The first year, there was little accountability to really pay attention during classes and sometimes, the kids seemed bored. The second year, Gustavson says they decided to put together a notebook that would be turned in for credit. It proved a great success. Each year, the notebooks were tweaked and last year, Gustavson says, "We really got it right."
There is a big difference between the notebooks for the fifth and sixth-graders. Designed that way for a purpose, Gustavson explains it allows the fifth-graders to get an idea what the notebooks are all about and they will receive part of their science grade on them. For the sixth-graders, however, the notebook is bigger and requires more detail and effort. In his class, the notebook will provide most of their science credit, in addition to other classwork and their level of effort throughout Outdoor School.

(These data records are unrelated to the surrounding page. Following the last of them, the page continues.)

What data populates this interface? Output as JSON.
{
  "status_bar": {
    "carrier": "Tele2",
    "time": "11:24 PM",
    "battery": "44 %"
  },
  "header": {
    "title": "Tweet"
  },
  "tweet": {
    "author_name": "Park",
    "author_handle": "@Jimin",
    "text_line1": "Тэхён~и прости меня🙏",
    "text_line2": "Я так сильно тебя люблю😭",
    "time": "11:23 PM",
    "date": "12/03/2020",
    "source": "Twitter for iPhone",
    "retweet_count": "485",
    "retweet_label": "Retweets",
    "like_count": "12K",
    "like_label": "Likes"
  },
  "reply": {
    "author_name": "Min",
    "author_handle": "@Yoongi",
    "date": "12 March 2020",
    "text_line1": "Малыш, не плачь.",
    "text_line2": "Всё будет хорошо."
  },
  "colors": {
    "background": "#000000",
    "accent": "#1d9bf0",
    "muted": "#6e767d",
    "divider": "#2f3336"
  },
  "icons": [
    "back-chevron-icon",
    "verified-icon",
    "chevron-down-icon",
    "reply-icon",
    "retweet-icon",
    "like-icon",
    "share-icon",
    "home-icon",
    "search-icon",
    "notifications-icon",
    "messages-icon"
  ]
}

Both teachers spend plenty of time in the classroom before Outdoor School preparing their students for some of what they will do and see there.
For example, Gustavson teaches bird calls to both fifth and sixth-grade classes, training them to listen carefully to identify different types of birds by their song. When Trent Gray of the Bobolink comes to teach more about birds, some of the ground work has already been done.
Each year, a full lineup of outdoor enthusiasts and nature experts like Gray come from all over the county to share their knowledge and passion at Outdoor School. Some, like Tim Wood with Union County Search and Rescue, come eagerly year after year. Wood teaches survival skills and how to build an emergency shelter with nothing but what nature has to offer.
In addition, Bruce Macke's high school class in natural resources teaches the younger students how to use Global Position Satellite technology to keep from getting lost.
"It's like dropping bread crumbs," says Cove junior Michelle Exparza, as she explains to the group how to set the points on the GPS device she holds in her hand.
Cove's kids are immersed in everything outdoor Â— from late- night nature walks to calling in a wild turkey. There is plenty of singing around the campfire and even a talent show Â— on the outdoor stage, of course.
At the end of three days and two nights they come back to Cove. Bone tired students lumber out of the school dragging backpacks and sleeping bags to the cars and vans patiently waiting to carry them home.
"So? ... How was it?" One mom gingerly asks her bedraggled fifth-grader.
The best of memories suddenly flood into an earsplitting grin Â— all weariness temporarily displaced.
"Cool! Guess what? I ate an ant!"